(Try it): Write out the records once more, exactly as given.

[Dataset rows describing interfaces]
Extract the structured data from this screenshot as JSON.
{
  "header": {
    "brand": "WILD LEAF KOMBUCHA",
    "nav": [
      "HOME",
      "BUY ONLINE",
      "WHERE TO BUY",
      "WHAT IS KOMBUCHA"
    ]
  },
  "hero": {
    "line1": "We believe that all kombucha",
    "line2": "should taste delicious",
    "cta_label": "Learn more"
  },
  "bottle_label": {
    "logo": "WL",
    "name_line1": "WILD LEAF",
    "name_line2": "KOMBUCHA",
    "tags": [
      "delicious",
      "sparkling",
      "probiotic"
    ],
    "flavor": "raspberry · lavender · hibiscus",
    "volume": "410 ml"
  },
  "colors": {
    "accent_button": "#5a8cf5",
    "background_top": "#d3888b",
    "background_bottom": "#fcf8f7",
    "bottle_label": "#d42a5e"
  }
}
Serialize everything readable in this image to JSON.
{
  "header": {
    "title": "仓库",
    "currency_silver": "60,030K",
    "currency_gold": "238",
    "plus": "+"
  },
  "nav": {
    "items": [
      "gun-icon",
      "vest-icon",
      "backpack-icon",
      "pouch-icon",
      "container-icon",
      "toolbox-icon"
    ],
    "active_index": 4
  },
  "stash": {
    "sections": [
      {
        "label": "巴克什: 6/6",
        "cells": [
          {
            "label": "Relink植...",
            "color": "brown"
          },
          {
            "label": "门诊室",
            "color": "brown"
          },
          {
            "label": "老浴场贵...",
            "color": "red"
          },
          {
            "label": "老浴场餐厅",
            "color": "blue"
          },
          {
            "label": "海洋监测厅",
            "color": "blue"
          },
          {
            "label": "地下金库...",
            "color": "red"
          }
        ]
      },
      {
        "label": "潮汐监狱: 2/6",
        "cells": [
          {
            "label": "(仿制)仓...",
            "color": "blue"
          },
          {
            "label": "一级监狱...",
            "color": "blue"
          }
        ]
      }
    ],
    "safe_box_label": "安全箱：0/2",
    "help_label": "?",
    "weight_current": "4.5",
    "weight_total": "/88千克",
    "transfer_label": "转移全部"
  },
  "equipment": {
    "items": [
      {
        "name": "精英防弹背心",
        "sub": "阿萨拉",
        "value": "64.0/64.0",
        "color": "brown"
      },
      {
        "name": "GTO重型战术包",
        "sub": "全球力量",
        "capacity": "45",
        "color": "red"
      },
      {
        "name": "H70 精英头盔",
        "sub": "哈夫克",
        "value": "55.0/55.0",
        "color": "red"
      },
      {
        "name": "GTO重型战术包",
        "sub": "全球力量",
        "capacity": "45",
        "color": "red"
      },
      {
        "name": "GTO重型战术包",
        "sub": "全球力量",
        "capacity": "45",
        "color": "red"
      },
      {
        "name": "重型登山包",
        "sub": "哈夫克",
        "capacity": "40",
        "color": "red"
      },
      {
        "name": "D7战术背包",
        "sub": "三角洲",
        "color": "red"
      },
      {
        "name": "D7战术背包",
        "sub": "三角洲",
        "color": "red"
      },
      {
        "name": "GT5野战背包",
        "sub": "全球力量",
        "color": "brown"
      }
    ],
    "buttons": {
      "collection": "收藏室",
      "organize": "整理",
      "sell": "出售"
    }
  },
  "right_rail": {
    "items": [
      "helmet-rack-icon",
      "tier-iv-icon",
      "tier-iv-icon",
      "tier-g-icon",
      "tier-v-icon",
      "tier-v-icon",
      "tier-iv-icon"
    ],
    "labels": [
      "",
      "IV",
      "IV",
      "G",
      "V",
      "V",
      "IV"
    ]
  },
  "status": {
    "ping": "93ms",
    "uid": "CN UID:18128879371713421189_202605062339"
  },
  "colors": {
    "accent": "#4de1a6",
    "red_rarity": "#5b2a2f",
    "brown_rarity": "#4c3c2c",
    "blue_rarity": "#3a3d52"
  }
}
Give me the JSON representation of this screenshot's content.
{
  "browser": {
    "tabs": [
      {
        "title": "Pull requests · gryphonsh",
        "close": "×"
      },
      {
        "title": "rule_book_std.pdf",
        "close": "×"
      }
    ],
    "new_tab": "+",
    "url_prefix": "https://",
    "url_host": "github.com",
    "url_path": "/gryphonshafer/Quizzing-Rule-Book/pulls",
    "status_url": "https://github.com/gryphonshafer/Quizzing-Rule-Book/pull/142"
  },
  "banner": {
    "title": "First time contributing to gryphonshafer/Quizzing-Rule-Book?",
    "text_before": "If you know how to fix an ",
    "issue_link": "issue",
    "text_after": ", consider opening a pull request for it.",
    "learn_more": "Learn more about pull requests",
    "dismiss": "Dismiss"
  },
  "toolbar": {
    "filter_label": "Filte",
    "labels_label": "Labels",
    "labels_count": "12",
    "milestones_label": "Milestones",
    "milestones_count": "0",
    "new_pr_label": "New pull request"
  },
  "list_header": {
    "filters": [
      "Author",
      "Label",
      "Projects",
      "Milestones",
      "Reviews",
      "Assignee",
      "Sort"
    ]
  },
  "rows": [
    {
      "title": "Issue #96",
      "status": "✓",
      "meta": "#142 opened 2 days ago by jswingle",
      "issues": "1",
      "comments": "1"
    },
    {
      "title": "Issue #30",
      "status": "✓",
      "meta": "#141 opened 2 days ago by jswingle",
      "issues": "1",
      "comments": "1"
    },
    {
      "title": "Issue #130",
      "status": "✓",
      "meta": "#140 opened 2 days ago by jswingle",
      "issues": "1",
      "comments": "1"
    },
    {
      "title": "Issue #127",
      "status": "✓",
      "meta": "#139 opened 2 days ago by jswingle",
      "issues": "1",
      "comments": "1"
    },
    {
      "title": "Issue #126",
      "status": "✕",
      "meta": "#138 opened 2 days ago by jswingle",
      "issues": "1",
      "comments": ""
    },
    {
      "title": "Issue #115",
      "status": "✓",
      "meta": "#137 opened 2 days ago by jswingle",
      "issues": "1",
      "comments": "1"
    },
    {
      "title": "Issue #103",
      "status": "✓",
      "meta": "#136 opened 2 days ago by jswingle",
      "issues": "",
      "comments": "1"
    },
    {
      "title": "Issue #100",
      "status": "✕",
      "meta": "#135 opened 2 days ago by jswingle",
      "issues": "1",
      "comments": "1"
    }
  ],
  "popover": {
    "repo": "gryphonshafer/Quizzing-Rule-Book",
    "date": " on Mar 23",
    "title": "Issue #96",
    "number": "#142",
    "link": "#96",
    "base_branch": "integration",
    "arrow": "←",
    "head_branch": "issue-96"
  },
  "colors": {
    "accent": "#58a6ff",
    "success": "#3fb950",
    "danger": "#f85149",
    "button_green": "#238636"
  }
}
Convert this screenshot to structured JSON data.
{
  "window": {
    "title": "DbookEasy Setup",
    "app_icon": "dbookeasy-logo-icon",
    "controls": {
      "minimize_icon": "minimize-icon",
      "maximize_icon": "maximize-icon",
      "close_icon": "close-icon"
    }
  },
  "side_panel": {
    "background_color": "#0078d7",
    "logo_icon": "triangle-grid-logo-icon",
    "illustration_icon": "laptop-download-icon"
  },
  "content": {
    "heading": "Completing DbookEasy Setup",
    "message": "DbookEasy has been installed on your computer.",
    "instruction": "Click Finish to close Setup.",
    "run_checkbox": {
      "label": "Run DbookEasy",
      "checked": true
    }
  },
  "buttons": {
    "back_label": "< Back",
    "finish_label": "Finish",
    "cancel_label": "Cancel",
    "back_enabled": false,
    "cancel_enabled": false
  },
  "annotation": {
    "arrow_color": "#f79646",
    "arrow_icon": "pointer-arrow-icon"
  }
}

(Task solution):
Extract the structured data from this screenshot as JSON.
{
  "header": {
    "brand": "WILD LEAF KOMBUCHA",
    "nav": [
      "HOME",
      "BUY ONLINE",
      "WHERE TO BUY",
      "WHAT IS KOMBUCHA"
    ]
  },
  "hero": {
    "line1": "We believe that all kombucha",
    "line2": "should taste delicious",
    "cta_label": "Learn more"
  },
  "bottle_label": {
    "logo": "WL",
    "name_line1": "WILD LEAF",
    "name_line2": "KOMBUCHA",
    "tags": [
      "delicious",
      "sparkling",
      "probiotic"
    ],
    "flavor": "raspberry · lavender · hibiscus",
    "volume": "410 ml"
  },
  "colors": {
    "accent_button": "#5a8cf5",
    "background_top": "#d3888b",
    "background_bottom": "#fcf8f7",
    "bottle_label": "#d42a5e"
  }
}
Serialize everything readable in this image to JSON.
{
  "header": {
    "title": "仓库",
    "currency_silver": "60,030K",
    "currency_gold": "238",
    "plus": "+"
  },
  "nav": {
    "items": [
      "gun-icon",
      "vest-icon",
      "backpack-icon",
      "pouch-icon",
      "container-icon",
      "toolbox-icon"
    ],
    "active_index": 4
  },
  "stash": {
    "sections": [
      {
        "label": "巴克什: 6/6",
        "cells": [
          {
            "label": "Relink植...",
            "color": "brown"
          },
          {
            "label": "门诊室",
            "color": "brown"
          },
          {
            "label": "老浴场贵...",
            "color": "red"
          },
          {
            "label": "老浴场餐厅",
            "color": "blue"
          },
          {
            "label": "海洋监测厅",
            "color": "blue"
          },
          {
            "label": "地下金库...",
            "color": "red"
          }
        ]
      },
      {
        "label": "潮汐监狱: 2/6",
        "cells": [
          {
            "label": "(仿制)仓...",
            "color": "blue"
          },
          {
            "label": "一级监狱...",
            "color": "blue"
          }
        ]
      }
    ],
    "safe_box_label": "安全箱：0/2",
    "help_label": "?",
    "weight_current": "4.5",
    "weight_total": "/88千克",
    "transfer_label": "转移全部"
  },
  "equipment": {
    "items": [
      {
        "name": "精英防弹背心",
        "sub": "阿萨拉",
        "value": "64.0/64.0",
        "color": "brown"
      },
      {
        "name": "GTO重型战术包",
        "sub": "全球力量",
        "capacity": "45",
        "color": "red"
      },
      {
        "name": "H70 精英头盔",
        "sub": "哈夫克",
        "value": "55.0/55.0",
        "color": "red"
      },
      {
        "name": "GTO重型战术包",
        "sub": "全球力量",
        "capacity": "45",
        "color": "red"
      },
      {
        "name": "GTO重型战术包",
        "sub": "全球力量",
        "capacity": "45",
        "color": "red"
      },
      {
        "name": "重型登山包",
        "sub": "哈夫克",
        "capacity": "40",
        "color": "red"
      },
      {
        "name": "D7战术背包",
        "sub": "三角洲",
        "color": "red"
      },
      {
        "name": "D7战术背包",
        "sub": "三角洲",
        "color": "red"
      },
      {
        "name": "GT5野战背包",
        "sub": "全球力量",
        "color": "brown"
      }
    ],
    "buttons": {
      "collection": "收藏室",
      "organize": "整理",
      "sell": "出售"
    }
  },
  "right_rail": {
    "items": [
      "helmet-rack-icon",
      "tier-iv-icon",
      "tier-iv-icon",
      "tier-g-icon",
      "tier-v-icon",
      "tier-v-icon",
      "tier-iv-icon"
    ],
    "labels": [
      "",
      "IV",
      "IV",
      "G",
      "V",
      "V",
      "IV"
    ]
  },
  "status": {
    "ping": "93ms",
    "uid": "CN UID:18128879371713421189_202605062339"
  },
  "colors": {
    "accent": "#4de1a6",
    "red_rarity": "#5b2a2f",
    "brown_rarity": "#4c3c2c",
    "blue_rarity": "#3a3d52"
  }
}
Give me the JSON representation of this screenshot's content.
{
  "browser": {
    "tabs": [
      {
        "title": "Pull requests · gryphonsh",
        "close": "×"
      },
      {
        "title": "rule_book_std.pdf",
        "close": "×"
      }
    ],
    "new_tab": "+",
    "url_prefix": "https://",
    "url_host": "github.com",
    "url_path": "/gryphonshafer/Quizzing-Rule-Book/pulls",
    "status_url": "https://github.com/gryphonshafer/Quizzing-Rule-Book/pull/142"
  },
  "banner": {
    "title": "First time contributing to gryphonshafer/Quizzing-Rule-Book?",
    "text_before": "If you know how to fix an ",
    "issue_link": "issue",
    "text_after": ", consider opening a pull request for it.",
    "learn_more": "Learn more about pull requests",
    "dismiss": "Dismiss"
  },
  "toolbar": {
    "filter_label": "Filte",
    "labels_label": "Labels",
    "labels_count": "12",
    "milestones_label": "Milestones",
    "milestones_count": "0",
    "new_pr_label": "New pull request"
  },
  "list_header": {
    "filters": [
      "Author",
      "Label",
      "Projects",
      "Milestones",
      "Reviews",
      "Assignee",
      "Sort"
    ]
  },
  "rows": [
    {
      "title": "Issue #96",
      "status": "✓",
      "meta": "#142 opened 2 days ago by jswingle",
      "issues": "1",
      "comments": "1"
    },
    {
      "title": "Issue #30",
      "status": "✓",
      "meta": "#141 opened 2 days ago by jswingle",
      "issues": "1",
      "comments": "1"
    },
    {
      "title": "Issue #130",
      "status": "✓",
      "meta": "#140 opened 2 days ago by jswingle",
      "issues": "1",
      "comments": "1"
    },
    {
      "title": "Issue #127",
      "status": "✓",
      "meta": "#139 opened 2 days ago by jswingle",
      "issues": "1",
      "comments": "1"
    },
    {
      "title": "Issue #126",
      "status": "✕",
      "meta": "#138 opened 2 days ago by jswingle",
      "issues": "1",
      "comments": ""
    },
    {
      "title": "Issue #115",
      "status": "✓",
      "meta": "#137 opened 2 days ago by jswingle",
      "issues": "1",
      "comments": "1"
    },
    {
      "title": "Issue #103",
      "status": "✓",
      "meta": "#136 opened 2 days ago by jswingle",
      "issues": "",
      "comments": "1"
    },
    {
      "title": "Issue #100",
      "status": "✕",
      "meta": "#135 opened 2 days ago by jswingle",
      "issues": "1",
      "comments": "1"
    }
  ],
  "popover": {
    "repo": "gryphonshafer/Quizzing-Rule-Book",
    "date": " on Mar 23",
    "title": "Issue #96",
    "number": "#142",
    "link": "#96",
    "base_branch": "integration",
    "arrow": "←",
    "head_branch": "issue-96"
  },
  "colors": {
    "accent": "#58a6ff",
    "success": "#3fb950",
    "danger": "#f85149",
    "button_green": "#238636"
  }
}
Convert this screenshot to structured JSON data.
{
  "window": {
    "title": "DbookEasy Setup",
    "app_icon": "dbookeasy-logo-icon",
    "controls": {
      "minimize_icon": "minimize-icon",
      "maximize_icon": "maximize-icon",
      "close_icon": "close-icon"
    }
  },
  "side_panel": {
    "background_color": "#0078d7",
    "logo_icon": "triangle-grid-logo-icon",
    "illustration_icon": "laptop-download-icon"
  },
  "content": {
    "heading": "Completing DbookEasy Setup",
    "message": "DbookEasy has been installed on your computer.",
    "instruction": "Click Finish to close Setup.",
    "run_checkbox": {
      "label": "Run DbookEasy",
      "checked": true
    }
  },
  "buttons": {
    "back_label": "< Back",
    "finish_label": "Finish",
    "cancel_label": "Cancel",
    "back_enabled": false,
    "cancel_enabled": false
  },
  "annotation": {
    "arrow_color": "#f79646",
    "arrow_icon": "pointer-arrow-icon"
  }
}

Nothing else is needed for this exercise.